Problem to work on — Set down the material in full. Keep every line exactly as it is.

──────── Dataset

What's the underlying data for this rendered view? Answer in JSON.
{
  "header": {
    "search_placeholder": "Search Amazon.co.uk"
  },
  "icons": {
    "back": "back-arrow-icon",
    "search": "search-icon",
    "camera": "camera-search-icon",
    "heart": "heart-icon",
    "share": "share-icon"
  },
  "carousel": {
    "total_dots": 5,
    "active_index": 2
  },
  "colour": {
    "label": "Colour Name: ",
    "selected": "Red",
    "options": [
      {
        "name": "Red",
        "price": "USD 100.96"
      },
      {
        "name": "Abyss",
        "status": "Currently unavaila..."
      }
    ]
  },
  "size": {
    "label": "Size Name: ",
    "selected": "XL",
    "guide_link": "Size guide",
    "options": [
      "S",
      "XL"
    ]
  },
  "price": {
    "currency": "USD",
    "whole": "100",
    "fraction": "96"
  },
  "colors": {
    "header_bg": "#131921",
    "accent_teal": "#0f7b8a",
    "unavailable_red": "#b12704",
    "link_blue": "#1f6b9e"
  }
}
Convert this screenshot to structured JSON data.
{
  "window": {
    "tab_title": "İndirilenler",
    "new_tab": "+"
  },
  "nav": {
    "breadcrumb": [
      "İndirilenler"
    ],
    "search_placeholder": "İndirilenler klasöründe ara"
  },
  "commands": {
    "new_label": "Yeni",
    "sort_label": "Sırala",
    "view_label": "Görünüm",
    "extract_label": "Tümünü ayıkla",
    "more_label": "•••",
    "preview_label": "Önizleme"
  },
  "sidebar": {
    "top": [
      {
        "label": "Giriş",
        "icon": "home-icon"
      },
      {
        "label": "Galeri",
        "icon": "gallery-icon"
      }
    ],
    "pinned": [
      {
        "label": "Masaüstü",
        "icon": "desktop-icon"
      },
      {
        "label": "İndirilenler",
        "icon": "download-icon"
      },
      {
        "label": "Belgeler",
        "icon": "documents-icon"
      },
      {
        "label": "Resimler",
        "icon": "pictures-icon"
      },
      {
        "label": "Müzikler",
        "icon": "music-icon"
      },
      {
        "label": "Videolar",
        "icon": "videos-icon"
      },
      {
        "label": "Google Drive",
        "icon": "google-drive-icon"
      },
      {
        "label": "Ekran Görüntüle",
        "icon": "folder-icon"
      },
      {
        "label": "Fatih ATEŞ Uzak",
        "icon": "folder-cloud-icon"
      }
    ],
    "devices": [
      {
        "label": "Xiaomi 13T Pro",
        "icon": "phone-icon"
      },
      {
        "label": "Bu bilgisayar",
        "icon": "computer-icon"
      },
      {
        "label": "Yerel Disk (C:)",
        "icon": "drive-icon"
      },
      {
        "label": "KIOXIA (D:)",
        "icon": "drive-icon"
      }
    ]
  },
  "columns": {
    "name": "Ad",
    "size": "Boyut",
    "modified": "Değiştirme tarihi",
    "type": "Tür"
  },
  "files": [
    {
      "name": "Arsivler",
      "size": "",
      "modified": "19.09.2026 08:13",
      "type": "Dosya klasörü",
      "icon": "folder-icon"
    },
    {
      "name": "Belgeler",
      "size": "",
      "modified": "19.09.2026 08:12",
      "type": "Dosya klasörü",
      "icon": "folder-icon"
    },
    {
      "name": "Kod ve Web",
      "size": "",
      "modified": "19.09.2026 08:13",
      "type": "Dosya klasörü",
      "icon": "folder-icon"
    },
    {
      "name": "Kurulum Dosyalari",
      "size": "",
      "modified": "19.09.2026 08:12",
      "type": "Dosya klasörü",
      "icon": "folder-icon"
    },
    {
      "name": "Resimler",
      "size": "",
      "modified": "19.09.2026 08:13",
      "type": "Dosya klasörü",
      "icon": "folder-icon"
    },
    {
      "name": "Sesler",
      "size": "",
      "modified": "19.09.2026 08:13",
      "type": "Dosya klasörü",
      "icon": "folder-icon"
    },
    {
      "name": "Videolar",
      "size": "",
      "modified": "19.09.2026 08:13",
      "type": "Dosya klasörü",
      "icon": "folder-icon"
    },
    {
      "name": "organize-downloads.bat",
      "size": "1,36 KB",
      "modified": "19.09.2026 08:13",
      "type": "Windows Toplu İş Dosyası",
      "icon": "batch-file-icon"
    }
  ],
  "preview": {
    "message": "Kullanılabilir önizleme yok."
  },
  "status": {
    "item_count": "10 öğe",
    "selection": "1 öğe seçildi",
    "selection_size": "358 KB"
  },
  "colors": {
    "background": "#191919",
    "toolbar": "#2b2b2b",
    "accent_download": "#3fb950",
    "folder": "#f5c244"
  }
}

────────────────

Solution to this task —
What's the underlying data for this rendered view? Answer in JSON.
{
  "header": {
    "search_placeholder": "Search Amazon.co.uk"
  },
  "icons": {
    "back": "back-arrow-icon",
    "search": "search-icon",
    "camera": "camera-search-icon",
    "heart": "heart-icon",
    "share": "share-icon"
  },
  "carousel": {
    "total_dots": 5,
    "active_index": 2
  },
  "colour": {
    "label": "Colour Name: ",
    "selected": "Red",
    "options": [
      {
        "name": "Red",
        "price": "USD 100.96"
      },
      {
        "name": "Abyss",
        "status": "Currently unavaila..."
      }
    ]
  },
  "size": {
    "label": "Size Name: ",
    "selected": "XL",
    "guide_link": "Size guide",
    "options": [
      "S",
      "XL"
    ]
  },
  "price": {
    "currency": "USD",
    "whole": "100",
    "fraction": "96"
  },
  "colors": {
    "header_bg": "#131921",
    "accent_teal": "#0f7b8a",
    "unavailable_red": "#b12704",
    "link_blue": "#1f6b9e"
  }
}
Convert this screenshot to structured JSON data.
{
  "window": {
    "tab_title": "İndirilenler",
    "new_tab": "+"
  },
  "nav": {
    "breadcrumb": [
      "İndirilenler"
    ],
    "search_placeholder": "İndirilenler klasöründe ara"
  },
  "commands": {
    "new_label": "Yeni",
    "sort_label": "Sırala",
    "view_label": "Görünüm",
    "extract_label": "Tümünü ayıkla",
    "more_label": "•••",
    "preview_label": "Önizleme"
  },
  "sidebar": {
    "top": [
      {
        "label": "Giriş",
        "icon": "home-icon"
      },
      {
        "label": "Galeri",
        "icon": "gallery-icon"
      }
    ],
    "pinned": [
      {
        "label": "Masaüstü",
        "icon": "desktop-icon"
      },
      {
        "label": "İndirilenler",
        "icon": "download-icon"
      },
      {
        "label": "Belgeler",
        "icon": "documents-icon"
      },
      {
        "label": "Resimler",
        "icon": "pictures-icon"
      },
      {
        "label": "Müzikler",
        "icon": "music-icon"
      },
      {
        "label": "Videolar",
        "icon": "videos-icon"
      },
      {
        "label": "Google Drive",
        "icon": "google-drive-icon"
      },
      {
        "label": "Ekran Görüntüle",
        "icon": "folder-icon"
      },
      {
        "label": "Fatih ATEŞ Uzak",
        "icon": "folder-cloud-icon"
      }
    ],
    "devices": [
      {
        "label": "Xiaomi 13T Pro",
        "icon": "phone-icon"
      },
      {
        "label": "Bu bilgisayar",
        "icon": "computer-icon"
      },
      {
        "label": "Yerel Disk (C:)",
        "icon": "drive-icon"
      },
      {
        "label": "KIOXIA (D:)",
        "icon": "drive-icon"
      }
    ]
  },
  "columns": {
    "name": "Ad",
    "size": "Boyut",
    "modified": "Değiştirme tarihi",
    "type": "Tür"
  },
  "files": [
    {
      "name": "Arsivler",
      "size": "",
      "modified": "19.09.2026 08:13",
      "type": "Dosya klasörü",
      "icon": "folder-icon"
    },
    {
      "name": "Belgeler",
      "size": "",
      "modified": "19.09.2026 08:12",
      "type": "Dosya klasörü",
      "icon": "folder-icon"
    },
    {
      "name": "Kod ve Web",
      "size": "",
      "modified": "19.09.2026 08:13",
      "type": "Dosya klasörü",
      "icon": "folder-icon"
    },
    {
      "name": "Kurulum Dosyalari",
      "size": "",
      "modified": "19.09.2026 08:12",
      "type": "Dosya klasörü",
      "icon": "folder-icon"
    },
    {
      "name": "Resimler",
      "size": "",
      "modified": "19.09.2026 08:13",
      "type": "Dosya klasörü",
      "icon": "folder-icon"
    },
    {
      "name": "Sesler",
      "size": "",
      "modified": "19.09.2026 08:13",
      "type": "Dosya klasörü",
      "icon": "folder-icon"
    },
    {
      "name": "Videolar",
      "size": "",
      "modified": "19.09.2026 08:13",
      "type": "Dosya klasörü",
      "icon": "folder-icon"
    },
    {
      "name": "organize-downloads.bat",
      "size": "1,36 KB",
      "modified": "19.09.2026 08:13",
      "type": "Windows Toplu İş Dosyası",
      "icon": "batch-file-icon"
    }
  ],
  "preview": {
    "message": "Kullanılabilir önizleme yok."
  },
  "status": {
    "item_count": "10 öğe",
    "selection": "1 öğe seçildi",
    "selection_size": "358 KB"
  },
  "colors": {
    "background": "#191919",
    "toolbar": "#2b2b2b",
    "accent_download": "#3fb950",
    "folder": "#f5c244"
  }
}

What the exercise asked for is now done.